Technically called anorexia nervosa but often referred to as simply anorexia, is an eating disorder characterized by weight loss, a lack of appropriate weight gain during pregnancy, difficulty maintaining an appropriate body weight for stature, height and age, and finally, a distorted body image. Anorexia usually consists of people restricting the number of calories they consume on a daily basis. Sufferers may also exercise compulsively, binge eat or purge their food with the help of laxatives or vomiting.

People of all ages, genders, races, sexual orientations and ethnicities struggle with anorexia; it is not limited to a certain group of people. Generally speaking, the disorder begins around adolescence, but it may begin at any time. Keep in mind that just because someone doesn’t look underweight doesn’t mean they aren’t struggling with anorexia.

Diagnosis

The following criteria must be met in order to be diagnosed with anorexia nervosa.

  • Intense fear of gaining weight and/or becoming fat even when the person is underweight.
  • The restriction of energy intake in relationship to the requirements that lead to a significantly low body weight when considering context including age, sex, physical health and overall developmental trajectory.
  • Denial of the seriousness of the current body weight, disturbance in the way in which body weight or shape is experienced and a connection between body weight or shape with self-evaluation.
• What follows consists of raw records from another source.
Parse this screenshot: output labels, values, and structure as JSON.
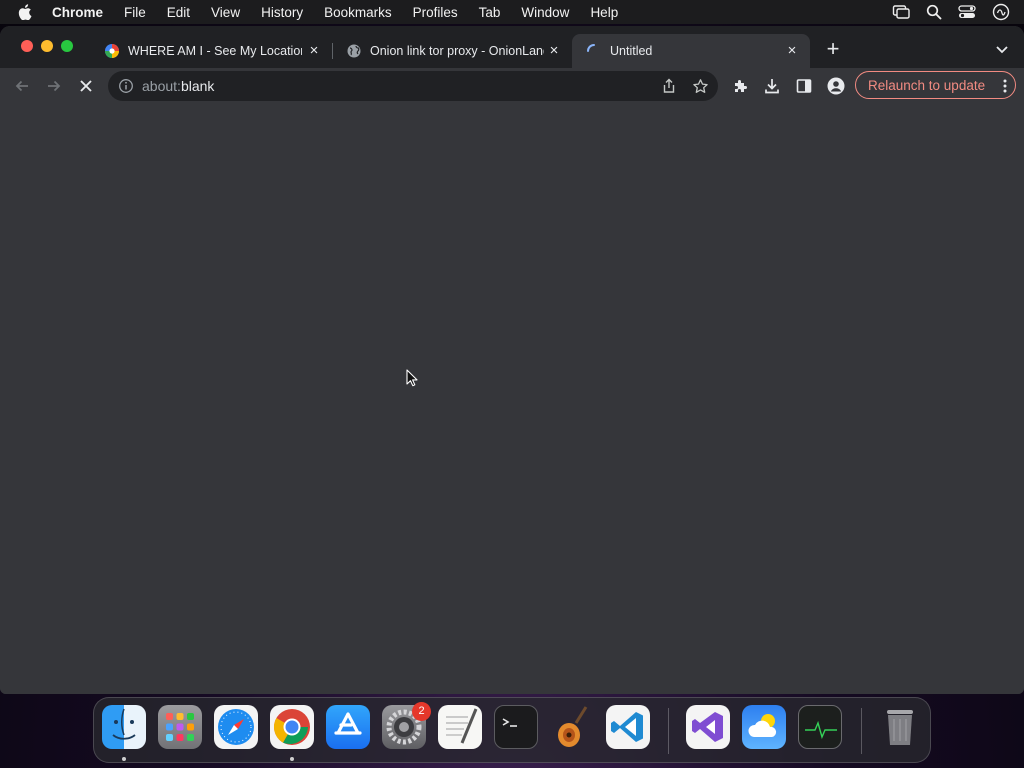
{
  "menubar": {
    "app_name": "Chrome",
    "items": [
      "File",
      "Edit",
      "View",
      "History",
      "Bookmarks",
      "Profiles",
      "Tab",
      "Window",
      "Help"
    ]
  },
  "tabs": [
    {
      "title": "WHERE AM I - See My Location",
      "close": "×",
      "favicon": "whereami-favicon"
    },
    {
      "title": "Onion link tor proxy - OnionLand",
      "close": "×",
      "favicon": "globe-favicon"
    },
    {
      "title": "Untitled",
      "close": "×",
      "favicon": "loading-spinner",
      "active": true
    }
  ],
  "new_tab": "+",
  "omnibox": {
    "scheme": "about:",
    "host": "blank"
  },
  "relaunch_label": "Relaunch to update",
  "dock": {
    "apps": [
      "Finder",
      "Launchpad",
      "Safari",
      "Google Chrome",
      "App Store",
      "System Preferences",
      "TextEdit",
      "Terminal",
      "GarageBand",
      "Visual Studio Code",
      "Visual Studio",
      "Weather",
      "Activity Monitor",
      "Trash"
    ],
    "system_preferences_badge": "2"
  },
  "colors": {
    "tab_strip": "#202124",
    "toolbar": "#35363a",
    "relaunch": "#f28b82"
  }
}
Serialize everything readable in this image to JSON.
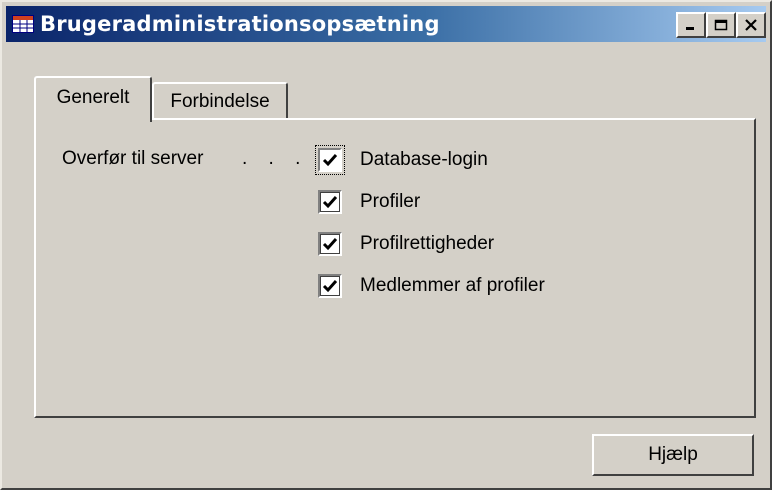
{
  "window": {
    "title": "Brugeradministrationsopsætning",
    "icon": "table-icon",
    "controls": {
      "minimize_icon": "minimize-icon",
      "maximize_icon": "maximize-icon",
      "close_icon": "close-icon"
    },
    "colors": {
      "titlebar_start": "#0a246a",
      "titlebar_end": "#a6caf0",
      "face": "#d4d0c8"
    }
  },
  "tabs": [
    {
      "label": "Generelt",
      "active": true
    },
    {
      "label": "Forbindelse",
      "active": false
    }
  ],
  "form": {
    "field_label": "Overfør til server",
    "leader_dots": ". . . .",
    "options": [
      {
        "label": "Database-login",
        "checked": true
      },
      {
        "label": "Profiler",
        "checked": true
      },
      {
        "label": "Profilrettigheder",
        "checked": true
      },
      {
        "label": "Medlemmer af profiler",
        "checked": true
      }
    ]
  },
  "buttons": {
    "help_label": "Hjælp"
  }
}
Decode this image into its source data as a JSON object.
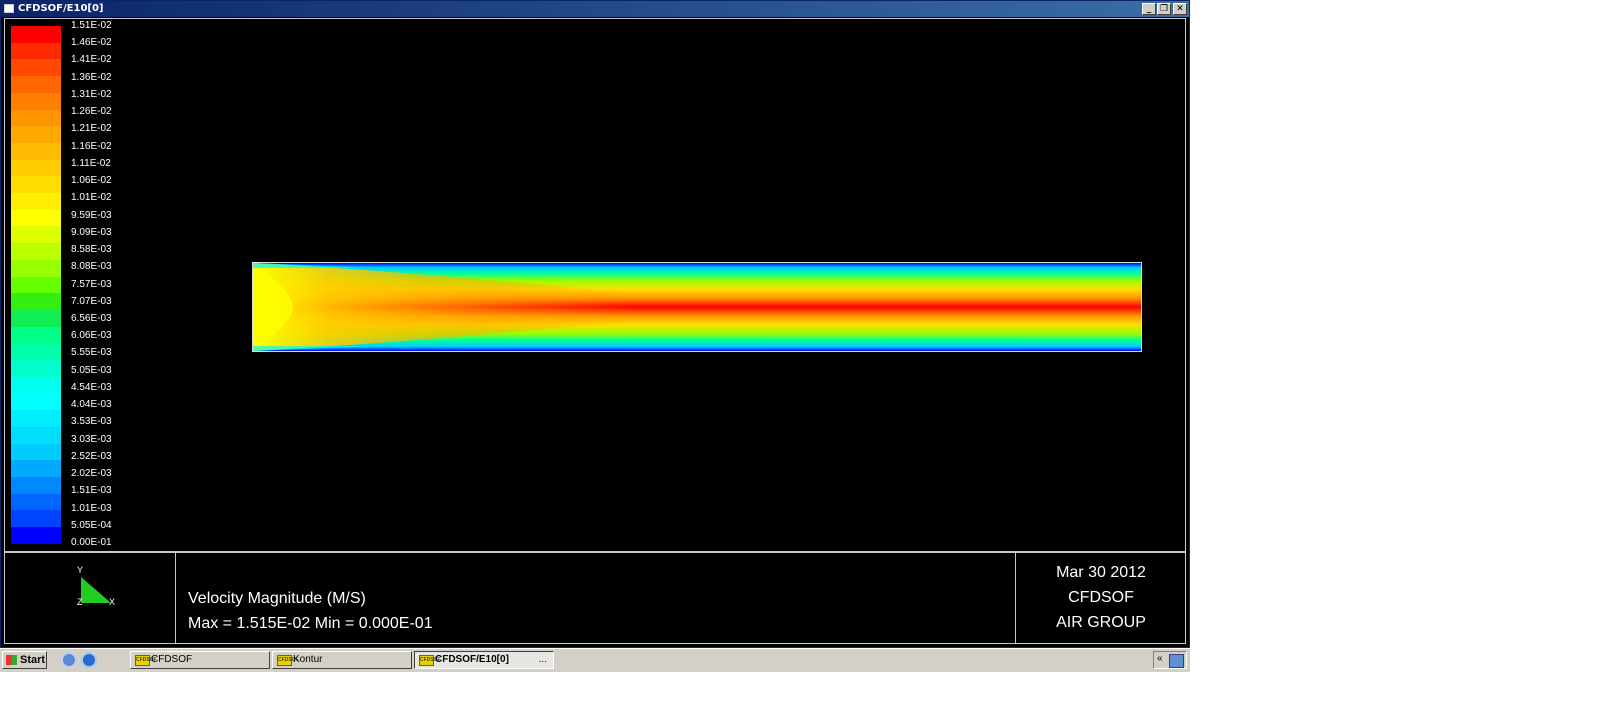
{
  "window": {
    "title": "CFDSOF/E10[0]",
    "minimize_label": "_",
    "restore_label": "❐",
    "close_label": "✕"
  },
  "legend": {
    "labels": [
      "1.51E-02",
      "1.46E-02",
      "1.41E-02",
      "1.36E-02",
      "1.31E-02",
      "1.26E-02",
      "1.21E-02",
      "1.16E-02",
      "1.11E-02",
      "1.06E-02",
      "1.01E-02",
      "9.59E-03",
      "9.09E-03",
      "8.58E-03",
      "8.08E-03",
      "7.57E-03",
      "7.07E-03",
      "6.56E-03",
      "6.06E-03",
      "5.55E-03",
      "5.05E-03",
      "4.54E-03",
      "4.04E-03",
      "3.53E-03",
      "3.03E-03",
      "2.52E-03",
      "2.02E-03",
      "1.51E-03",
      "1.01E-03",
      "5.05E-04",
      "0.00E-01"
    ],
    "colors": [
      "#ff0000",
      "#ff2a00",
      "#ff4a00",
      "#ff6600",
      "#ff7f00",
      "#ff9500",
      "#ffaa00",
      "#ffbb00",
      "#ffcc00",
      "#ffdd00",
      "#ffee00",
      "#ffff00",
      "#ddff00",
      "#bbff00",
      "#99ff00",
      "#66ff00",
      "#33ee11",
      "#11ee55",
      "#00ff88",
      "#00ffaa",
      "#00ffcc",
      "#00ffee",
      "#00ffff",
      "#00eeff",
      "#00ddff",
      "#00ccff",
      "#00aaff",
      "#0088ff",
      "#0066ff",
      "#0044ff",
      "#0000ff"
    ]
  },
  "info": {
    "axis_y": "Y",
    "axis_z": "Z",
    "axis_x": "X",
    "variable_title": "Velocity Magnitude (M/S)",
    "range_text": "Max = 1.515E-02   Min = 0.000E-01",
    "date": "Mar 30 2012",
    "product": "CFDSOF",
    "company": "AIR GROUP"
  },
  "taskbar": {
    "start_label": "Start",
    "items": [
      {
        "label": "CFDSOF",
        "icon_text": "CFDSOF"
      },
      {
        "label": "Kontur",
        "icon_text": "CFDSOF"
      },
      {
        "label": "CFDSOF/E10[0]",
        "icon_text": "CFDSOF",
        "suffix": "..."
      }
    ],
    "tray_chevron": "«"
  }
}
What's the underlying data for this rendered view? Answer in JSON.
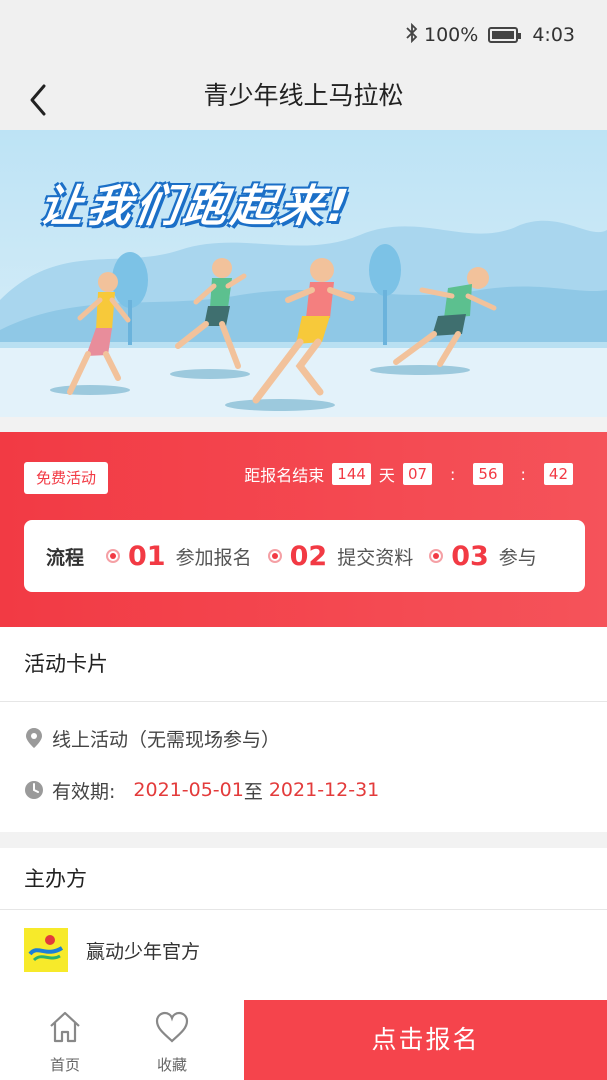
{
  "status_bar": {
    "battery": "100%",
    "battery_level": 1.0,
    "time": "4:03",
    "icons": [
      "bluetooth-icon",
      "battery-icon"
    ]
  },
  "nav": {
    "title": "青少年线上马拉松",
    "back_icon": "chevron-left-icon"
  },
  "banner": {
    "slogan": "让我们跑起来!"
  },
  "event": {
    "free_tag": "免费活动",
    "countdown_label": "距报名结束",
    "days": "144",
    "days_unit": "天",
    "hours": "07",
    "minutes": "56",
    "seconds": "42",
    "separator": ":"
  },
  "process": {
    "label": "流程",
    "steps": [
      {
        "num": "01",
        "label": "参加报名"
      },
      {
        "num": "02",
        "label": "提交资料"
      },
      {
        "num": "03",
        "label": "参与"
      }
    ]
  },
  "activity_card": {
    "title": "活动卡片",
    "location": "线上活动（无需现场参与）",
    "validity_label": "有效期:",
    "start_date": "2021-05-01",
    "date_separator": "至",
    "end_date": "2021-12-31"
  },
  "organizer": {
    "title": "主办方",
    "name": "赢动少年官方"
  },
  "bottom_bar": {
    "home": "首页",
    "favorite": "收藏",
    "signup": "点击报名"
  },
  "colors": {
    "accent": "#f23a44",
    "banner_sky": "#bde3f5",
    "logo_yellow": "#f7ea2a"
  }
}
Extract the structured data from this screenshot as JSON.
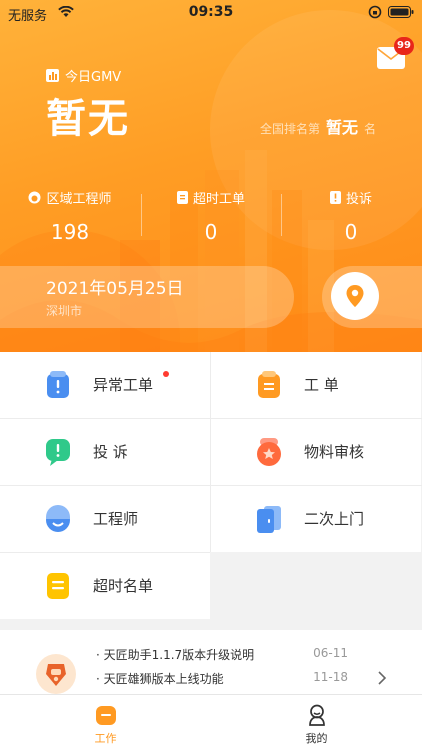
{
  "status_bar": {
    "carrier": "无服务",
    "time": "09:35"
  },
  "header": {
    "mail_badge": "99",
    "gmv_label": "今日GMV",
    "gmv_value": "暂无",
    "rank_prefix": "全国排名第",
    "rank_value": "暂无",
    "rank_suffix": "名"
  },
  "stats": [
    {
      "label": "区域工程师",
      "value": "198",
      "icon": "engineer-icon"
    },
    {
      "label": "超时工单",
      "value": "0",
      "icon": "ticket-icon"
    },
    {
      "label": "投诉",
      "value": "0",
      "icon": "complaint-icon"
    }
  ],
  "location": {
    "date": "2021年05月25日",
    "city": "深圳市",
    "icon": "location-pin-icon"
  },
  "menu": [
    {
      "label": "异常工单",
      "icon": "abnormal-ticket-icon",
      "has_dot": true
    },
    {
      "label": "工 单",
      "icon": "work-order-icon",
      "has_dot": false
    },
    {
      "label": "投 诉",
      "icon": "complaint-bubble-icon",
      "has_dot": false
    },
    {
      "label": "物料审核",
      "icon": "material-audit-icon",
      "has_dot": false
    },
    {
      "label": "工程师",
      "icon": "engineer-avatar-icon",
      "has_dot": false
    },
    {
      "label": "二次上门",
      "icon": "revisit-door-icon",
      "has_dot": false
    },
    {
      "label": "超时名单",
      "icon": "timeout-list-icon",
      "has_dot": false
    }
  ],
  "notices": [
    {
      "title": "· 天匠助手1.1.7版本升级说明",
      "date": "06-11"
    },
    {
      "title": "· 天匠雄狮版本上线功能",
      "date": "11-18"
    }
  ],
  "tabbar": {
    "tabs": [
      {
        "label": "工作",
        "icon": "briefcase-icon",
        "active": true
      },
      {
        "label": "我的",
        "icon": "profile-icon",
        "active": false
      }
    ]
  },
  "colors": {
    "accent": "#ff9a22",
    "badge": "#e8261a",
    "dot": "#ff3b30",
    "active_tab": "#ff9a22",
    "inactive_tab": "#333333"
  }
}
Emotional and Behavioral Warning Signs

There are a variety of emotional and behavioral signs of anorexia nervosa, but everyone may express the disorder differently. Some common signs include drastic weight loss, a preoccupation with weight loss, calories or dieting, complaints about being “fat,” avoiding certain foods, concern about eating in public, limited social spontaneity and dressing in layers to hide weight loss.

Physical Warning Signs

Physical warning signs of anorexia include dizziness, fainting, sleep problems, stomach cramps, difficulties concentrating, dry skin, brittle nails, thinning hair, cavities, muscle weakness and poor wound healing.

Medical Marijuana and Anorexia Nervosa

Medical marijuana can be used to help treat anorexia nervosa. In the state of Maryland, anorexia is considered a qualifying condition for being a medical marijuana patient. Medical marijuana may increase appetite, which could have a positive effect on those suffering. Cannabinoids found in cannabis can also correct endocannabinoid deficiencies that many people suffer from when they have an eating disorder.

If you’re interested in learning more about how medical marijuana can play a part in recovering from anorexia, Herbology in Maryland wants to help. Visit us in Gaithersburg and our experienced patient counselors will help guide you in the right direction.